Do I think this is a coincidence? Not even close. As I said, God will have no hypocrites.
God was obviously preparing me for this trial during those weeks of writing. I thought I was writing a book. But God had enrolled me in a focused study hall to prepare me for a test. A big test. He knew full well that I was going to be applying the material in ways I could not see. So, not only was he going to test me on the material, but he was also kindly preparing me for the test. He could have given me the opportunity to write about contentment any time. But he chose this time. And he chose well.
When Nate was a boy, I remember telling him that someday in the future I would be learning from him. He would be the teacher, and I would be the student. That day came long ago. He is an author and filmmaker, writing fiction for children and nonfiction for adults.
And I continue to learn from him, from his books, his films, his observations about life, his humor, his love of life, and his love of story.

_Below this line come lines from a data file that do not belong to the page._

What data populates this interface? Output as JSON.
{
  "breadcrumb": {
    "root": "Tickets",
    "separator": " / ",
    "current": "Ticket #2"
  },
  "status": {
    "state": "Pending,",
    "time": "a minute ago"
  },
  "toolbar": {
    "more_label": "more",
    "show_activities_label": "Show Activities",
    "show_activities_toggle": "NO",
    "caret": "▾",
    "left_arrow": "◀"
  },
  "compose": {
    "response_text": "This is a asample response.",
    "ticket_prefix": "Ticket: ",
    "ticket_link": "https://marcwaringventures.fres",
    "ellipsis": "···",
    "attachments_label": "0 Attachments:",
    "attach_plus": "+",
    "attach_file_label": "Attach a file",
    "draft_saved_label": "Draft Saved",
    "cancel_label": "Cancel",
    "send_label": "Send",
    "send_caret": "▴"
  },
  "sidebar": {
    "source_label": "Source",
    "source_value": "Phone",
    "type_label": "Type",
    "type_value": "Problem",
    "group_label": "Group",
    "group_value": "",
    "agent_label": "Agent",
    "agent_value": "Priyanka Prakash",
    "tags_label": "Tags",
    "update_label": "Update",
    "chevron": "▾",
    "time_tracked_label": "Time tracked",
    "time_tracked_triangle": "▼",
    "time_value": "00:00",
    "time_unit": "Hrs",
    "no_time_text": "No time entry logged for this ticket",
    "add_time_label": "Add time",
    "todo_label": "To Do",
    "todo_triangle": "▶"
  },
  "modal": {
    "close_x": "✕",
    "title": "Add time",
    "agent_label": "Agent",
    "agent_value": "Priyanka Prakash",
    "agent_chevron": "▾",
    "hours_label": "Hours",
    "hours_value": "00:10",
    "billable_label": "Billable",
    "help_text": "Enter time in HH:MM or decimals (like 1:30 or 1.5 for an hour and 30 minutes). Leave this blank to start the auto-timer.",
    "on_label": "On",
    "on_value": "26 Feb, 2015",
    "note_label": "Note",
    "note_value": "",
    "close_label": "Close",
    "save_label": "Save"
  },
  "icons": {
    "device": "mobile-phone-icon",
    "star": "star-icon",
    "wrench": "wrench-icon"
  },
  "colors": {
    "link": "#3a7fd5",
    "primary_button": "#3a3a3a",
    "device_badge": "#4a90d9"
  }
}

Nate understands that God is the great Author, and he loves being the character God has chosen for him to be. He is content. This brain tumor is a new plot point, and we are all waiting to see what comes next. As he has said, he writes his own characters into very hard circumstances that require great courage, so how can he object when God writes him into a tough spot that will require courage of his own?
The Basics of Contentment

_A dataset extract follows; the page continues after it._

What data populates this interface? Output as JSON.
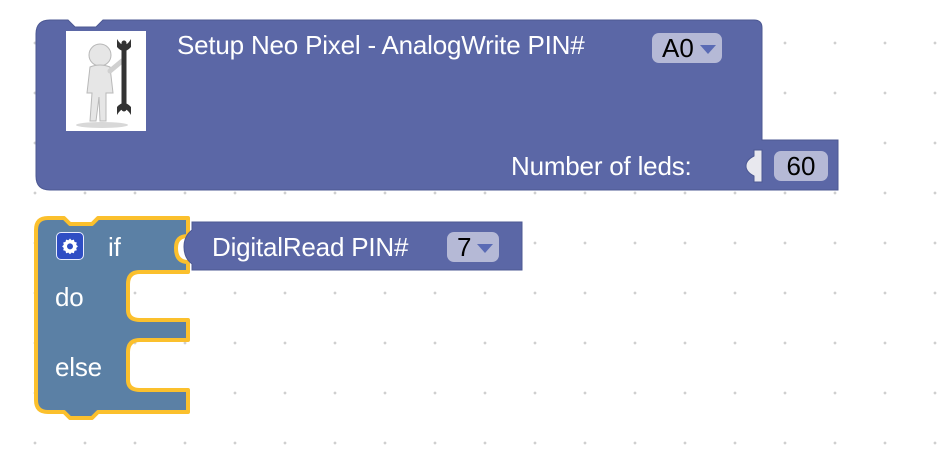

So, now what? Do I believe what I wrote about being content in our good God? Absolutely. He will never leave us or forsake us. He wants us to exercise our faith and lean on him, and this happens most when we are in the midst of trial. As God tests us, he wants us to test him, to see if he is as faithful as he promised. And he is. He wants us to have practice knowing that our lives are governed entirely by his wisdom and grace.
God knows what he is about, and he’s told us what to do: we are to cast our cares on him (1 Peter 5:7), set our minds on things above where Christ is (Colossians 3:1–2), and walk by faith (2 Corinthians 5:7). And on top of this, he wants us to rejoice in all things, giving thanks for everything (Philippians 4:4; 1 Thessalonians 5:18). This is not amazing, super-special Christian living. This is basic Christian living.
When my children were small, there were times I wanted their undivided attention. I wanted them to listen carefully to my words and hear me: “No running across the street!” So, I would take a little, fat face into my hands, pull it close to mine, and tell the child to look me in the eye. Then I would speak, and they would listen. I have often thought that in trial, this is what God is doing to us. In this particular moment, he has my undivided attention. I am listening. I hear him.
Are You Ready for Your Test?
Your trials are tests. You know the material. It is your almighty Maker who is giving you this test now, and it is perfectly suited for you. You have gone over this material before. You know what to do. Sharpen your pencil. Get to work. If you do poorly, he provides forgiveness, but you may never get another chance like this one. Don’t squander it. As Pastor John Piper has said before (and I quote him often), “Don’t waste your trials.” There is much profit to be gained through trials. Look for it. Expect it. Be eager for it.
Contentment is a deep satisfaction with the will of God. Contentment enables me and you to rest quietly in his hands, knowing we are safe, even (and especially) in the midst of trouble. Remember that open-book tests are not helpful if the Book isn’t open. And when the Book is open, our hearts must be open too. We follow where God leads, and he will never leave us or forsake us. “Be strong and courageous. Do not fear or be in dread . . . for it is the Lord your God who goes with you. He will not leave you or forsake you” (Deuteronomy 31:6).